updated: 10/20/2011 2:32:56 PM
Indiana University has received a $1.5 million federal grant to establish the National Center for Genome Analysis Support. The facility will give biologists tools to help discover new medicines, improve crops and create personalized treatments for various illnesses. The center will also provide dedicated access to large memory supercomputers, including IU's new Mason system.
October 20, 2011
BLOOMINGTON, Ind. -- The National Science Foundation (NSF) has awarded Indiana University a $1.5 million grant to establish the National Center for Genome Analysis Support (NCGAS). Genome analysis can help scientists discover new medicines, improve crops, understand diseases and create personalized treatments for various illnesses.
"This center will give biologists the tools to analyze gene sequence data that they cannot now study using existing systems," said William Barnett, director, Science Community Tools at IU. "We plan to enable innovative and potentially transformative research by providing tools and services that will accelerate important new scientific discoveries."
Barnett is co-principal investigator on the grant and will direct the new center at IU, staffed with three new positions.
Current technologies make it possible to obtain the sequence of DNA fragments in a human genome much faster than when the first map of the human genome was published in 2001. However, these methods produce extremely large and complex data sets that can be studied only with high-powered computer processing and storage. The NCGAS will help with this process by providing support for genome analysis software and the storage of large data sets for the national community of NSF-funded researchers who undertake genome science.
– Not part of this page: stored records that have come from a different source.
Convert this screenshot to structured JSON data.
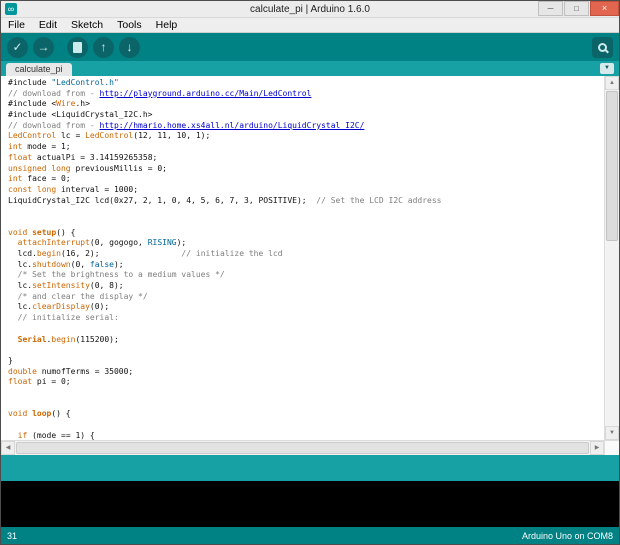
{
  "window": {
    "title": "calculate_pi | Arduino 1.6.0",
    "controls": {
      "minimize": "─",
      "maximize": "□",
      "close": "×"
    }
  },
  "menu": {
    "items": [
      "File",
      "Edit",
      "Sketch",
      "Tools",
      "Help"
    ]
  },
  "toolbar": {
    "verify_glyph": "✓",
    "upload_glyph": "→",
    "open_glyph": "↑",
    "save_glyph": "↓",
    "buttons": [
      "verify",
      "upload",
      "new",
      "open",
      "save",
      "serial-monitor"
    ]
  },
  "tabs": {
    "active_label": "calculate_pi",
    "dropdown_glyph": "▼"
  },
  "scrollbars": {
    "up": "▲",
    "down": "▼",
    "left": "◀",
    "right": "▶"
  },
  "editor": {
    "lines": [
      [
        [
          "p",
          "#include "
        ],
        [
          "s",
          "\"LedControl.h\""
        ]
      ],
      [
        [
          "c",
          "// download from - "
        ],
        [
          "u",
          "http://playground.arduino.cc/Main/LedControl"
        ]
      ],
      [
        [
          "p",
          "#include <"
        ],
        [
          "k",
          "Wire"
        ],
        [
          "p",
          ".h>"
        ]
      ],
      [
        [
          "p",
          "#include <LiquidCrystal_I2C.h>"
        ]
      ],
      [
        [
          "c",
          "// download from - "
        ],
        [
          "u",
          "http://hmario.home.xs4all.nl/arduino/LiquidCrystal_I2C/"
        ]
      ],
      [
        [
          "k",
          "LedControl"
        ],
        [
          "p",
          " lc = "
        ],
        [
          "k",
          "LedControl"
        ],
        [
          "p",
          "(12, 11, 10, 1);"
        ]
      ],
      [
        [
          "k",
          "int"
        ],
        [
          "p",
          " mode = 1;"
        ]
      ],
      [
        [
          "k",
          "float"
        ],
        [
          "p",
          " actualPi = 3.14159265358;"
        ]
      ],
      [
        [
          "k",
          "unsigned long"
        ],
        [
          "p",
          " previousMillis = 0;"
        ]
      ],
      [
        [
          "k",
          "int"
        ],
        [
          "p",
          " face = 0;"
        ]
      ],
      [
        [
          "k",
          "const long"
        ],
        [
          "p",
          " interval = 1000;"
        ]
      ],
      [
        [
          "p",
          "LiquidCrystal_I2C lcd(0x27, 2, 1, 0, 4, 5, 6, 7, 3, POSITIVE);  "
        ],
        [
          "c",
          "// Set the LCD I2C address"
        ]
      ],
      [],
      [],
      [
        [
          "k",
          "void "
        ],
        [
          "b",
          "setup"
        ],
        [
          "p",
          "() {"
        ]
      ],
      [
        [
          "p",
          "  "
        ],
        [
          "k",
          "attachInterrupt"
        ],
        [
          "p",
          "(0, gogogo, "
        ],
        [
          "l",
          "RISING"
        ],
        [
          "p",
          ");"
        ]
      ],
      [
        [
          "p",
          "  lcd."
        ],
        [
          "k",
          "begin"
        ],
        [
          "p",
          "(16, 2);                 "
        ],
        [
          "c",
          "// initialize the lcd"
        ]
      ],
      [
        [
          "p",
          "  lc."
        ],
        [
          "k",
          "shutdown"
        ],
        [
          "p",
          "(0, "
        ],
        [
          "l",
          "false"
        ],
        [
          "p",
          ");"
        ]
      ],
      [
        [
          "p",
          "  "
        ],
        [
          "c",
          "/* Set the brightness to a medium values */"
        ]
      ],
      [
        [
          "p",
          "  lc."
        ],
        [
          "k",
          "setIntensity"
        ],
        [
          "p",
          "(0, 8);"
        ]
      ],
      [
        [
          "p",
          "  "
        ],
        [
          "c",
          "/* and clear the display */"
        ]
      ],
      [
        [
          "p",
          "  lc."
        ],
        [
          "k",
          "clearDisplay"
        ],
        [
          "p",
          "(0);"
        ]
      ],
      [
        [
          "p",
          "  "
        ],
        [
          "c",
          "// initialize serial:"
        ]
      ],
      [],
      [
        [
          "p",
          "  "
        ],
        [
          "b",
          "Serial"
        ],
        [
          "p",
          "."
        ],
        [
          "k",
          "begin"
        ],
        [
          "p",
          "(115200);"
        ]
      ],
      [],
      [
        [
          "p",
          "}"
        ]
      ],
      [
        [
          "k",
          "double"
        ],
        [
          "p",
          " numofTerms = 35000;"
        ]
      ],
      [
        [
          "k",
          "float"
        ],
        [
          "p",
          " pi = 0;"
        ]
      ],
      [],
      [],
      [
        [
          "k",
          "void "
        ],
        [
          "b",
          "loop"
        ],
        [
          "p",
          "() {"
        ]
      ],
      [],
      [
        [
          "p",
          "  "
        ],
        [
          "k",
          "if"
        ],
        [
          "p",
          " (mode == 1) {"
        ]
      ]
    ]
  },
  "status": {
    "message": ""
  },
  "console": {
    "text": ""
  },
  "bottombar": {
    "line_number": "31",
    "board_port": "Arduino Uno on COM8"
  },
  "colors": {
    "toolbar_teal": "#008184",
    "tabbar_teal": "#17a1a5",
    "button_teal": "#0b6468",
    "close_red": "#e2664f",
    "keyword_orange": "#cc6600",
    "comment_gray": "#7e7e7e",
    "literal_blue": "#006699",
    "link_blue": "#0000cc"
  }
}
The center will also provide dedicated access to large memory supercomputers such as IU's new Mason system that are critical for these types of data-intensive science applications. As an institutional supercomputer, Mason will also integrate with the new NSF-funded Extreme Science and Engineering Discovery Environment (XSEDE) national network of supercomputers to provide campus-based integration known as "campus bridging." Indiana University is a funded partner in XSEDE.
IU's partners in NCGAS include the Texas Advanced Computing Center (TACC) at the University of Texas Austin and the San Diego Supercomputer Center (SDSC) at the University of California San Diego. NCGAS will support genome analysis software running on supercomputers at TACC and SDSC, as well as other supercomputers that are part of XSEDE.
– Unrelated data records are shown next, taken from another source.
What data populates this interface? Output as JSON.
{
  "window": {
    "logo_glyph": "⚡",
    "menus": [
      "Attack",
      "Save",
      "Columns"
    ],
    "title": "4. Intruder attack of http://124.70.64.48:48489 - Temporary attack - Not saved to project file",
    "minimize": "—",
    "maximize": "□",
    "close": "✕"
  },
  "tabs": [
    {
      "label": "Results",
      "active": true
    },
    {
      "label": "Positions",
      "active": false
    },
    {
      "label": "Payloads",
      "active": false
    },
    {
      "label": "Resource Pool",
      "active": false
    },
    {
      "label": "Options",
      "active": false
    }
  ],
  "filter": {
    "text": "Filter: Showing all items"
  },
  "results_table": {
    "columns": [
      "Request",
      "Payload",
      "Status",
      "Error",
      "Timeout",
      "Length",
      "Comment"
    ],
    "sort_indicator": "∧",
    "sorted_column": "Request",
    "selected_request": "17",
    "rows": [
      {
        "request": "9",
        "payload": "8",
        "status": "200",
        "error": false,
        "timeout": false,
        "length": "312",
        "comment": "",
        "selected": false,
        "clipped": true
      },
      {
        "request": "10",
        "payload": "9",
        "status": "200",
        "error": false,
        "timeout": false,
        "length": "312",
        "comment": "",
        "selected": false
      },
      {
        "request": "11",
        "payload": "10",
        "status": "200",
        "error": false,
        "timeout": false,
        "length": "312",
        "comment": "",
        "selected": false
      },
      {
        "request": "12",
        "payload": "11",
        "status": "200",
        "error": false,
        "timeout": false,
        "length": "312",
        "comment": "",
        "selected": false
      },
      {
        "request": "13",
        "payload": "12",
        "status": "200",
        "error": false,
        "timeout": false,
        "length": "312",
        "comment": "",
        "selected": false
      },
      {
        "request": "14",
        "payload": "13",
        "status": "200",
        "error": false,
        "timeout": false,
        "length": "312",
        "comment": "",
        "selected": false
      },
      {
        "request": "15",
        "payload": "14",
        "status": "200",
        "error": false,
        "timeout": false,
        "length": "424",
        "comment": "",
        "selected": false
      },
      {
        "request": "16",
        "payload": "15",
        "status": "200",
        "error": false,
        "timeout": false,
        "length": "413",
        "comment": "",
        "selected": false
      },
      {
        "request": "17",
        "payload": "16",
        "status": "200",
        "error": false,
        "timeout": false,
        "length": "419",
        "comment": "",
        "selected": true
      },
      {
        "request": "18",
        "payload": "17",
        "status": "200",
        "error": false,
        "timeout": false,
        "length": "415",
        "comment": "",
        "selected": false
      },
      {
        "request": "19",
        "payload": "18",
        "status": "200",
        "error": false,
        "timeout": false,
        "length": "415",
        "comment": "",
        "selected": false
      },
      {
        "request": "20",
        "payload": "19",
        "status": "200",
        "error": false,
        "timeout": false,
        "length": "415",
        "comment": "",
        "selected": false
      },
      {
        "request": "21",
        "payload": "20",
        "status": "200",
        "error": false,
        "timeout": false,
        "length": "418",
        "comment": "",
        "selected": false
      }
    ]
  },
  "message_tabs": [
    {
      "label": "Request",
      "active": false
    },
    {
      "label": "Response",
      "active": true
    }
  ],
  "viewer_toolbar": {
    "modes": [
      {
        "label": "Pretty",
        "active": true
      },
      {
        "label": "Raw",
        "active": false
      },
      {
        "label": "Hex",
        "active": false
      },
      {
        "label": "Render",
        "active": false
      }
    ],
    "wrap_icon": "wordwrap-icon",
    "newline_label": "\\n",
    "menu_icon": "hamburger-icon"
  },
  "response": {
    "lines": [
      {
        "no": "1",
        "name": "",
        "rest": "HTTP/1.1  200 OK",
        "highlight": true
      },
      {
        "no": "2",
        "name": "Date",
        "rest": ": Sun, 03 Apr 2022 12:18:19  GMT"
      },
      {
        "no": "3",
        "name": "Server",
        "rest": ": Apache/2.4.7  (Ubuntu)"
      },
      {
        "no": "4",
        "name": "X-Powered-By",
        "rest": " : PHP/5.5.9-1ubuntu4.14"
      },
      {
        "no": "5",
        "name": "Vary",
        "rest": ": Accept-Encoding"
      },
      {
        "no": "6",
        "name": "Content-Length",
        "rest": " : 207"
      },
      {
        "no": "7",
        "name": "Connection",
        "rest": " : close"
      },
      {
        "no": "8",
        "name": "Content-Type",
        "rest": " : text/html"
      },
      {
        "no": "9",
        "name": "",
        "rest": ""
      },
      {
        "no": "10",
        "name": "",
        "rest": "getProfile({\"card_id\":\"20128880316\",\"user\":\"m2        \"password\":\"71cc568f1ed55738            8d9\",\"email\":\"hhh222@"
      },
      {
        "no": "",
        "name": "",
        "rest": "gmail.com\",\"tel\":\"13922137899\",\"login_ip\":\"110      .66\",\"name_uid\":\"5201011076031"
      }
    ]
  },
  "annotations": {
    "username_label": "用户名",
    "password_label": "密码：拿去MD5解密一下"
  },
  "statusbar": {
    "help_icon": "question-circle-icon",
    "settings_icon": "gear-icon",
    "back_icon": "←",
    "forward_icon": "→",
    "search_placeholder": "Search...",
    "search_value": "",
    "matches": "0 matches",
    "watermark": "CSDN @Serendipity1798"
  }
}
The center leverages the expertise and intellectual leadership of co-principal Investigators Michael Lynch, distinguished professor of biology; Matthew Hahn, associate professor of biology and informatics; and Geoffrey C. Fox, director of the Pervasive Technology Institute's Digital Science Center and distinguished professor of informatics.
Craig Stewart, dean for Research Technologies, executive director of PTI, and principal investigator on the NCGAS grant award, said, "The NCGAS is the culmination of more than a decade of focused support for bioinformatics by University Information Technology Services, spearheaded initially by Dr. Richard Repasky and now led by Dr. William Barnett. Dr. Repasky was in failing health as he helped write this proposal—which turned out to be the last in which he was involved. Dick passed away last fall after a long battle with cancer, and we are grateful to have NCGAS as one element of his legacy at IU. Here's to you, Dick Repasky!"
Source: Indiana University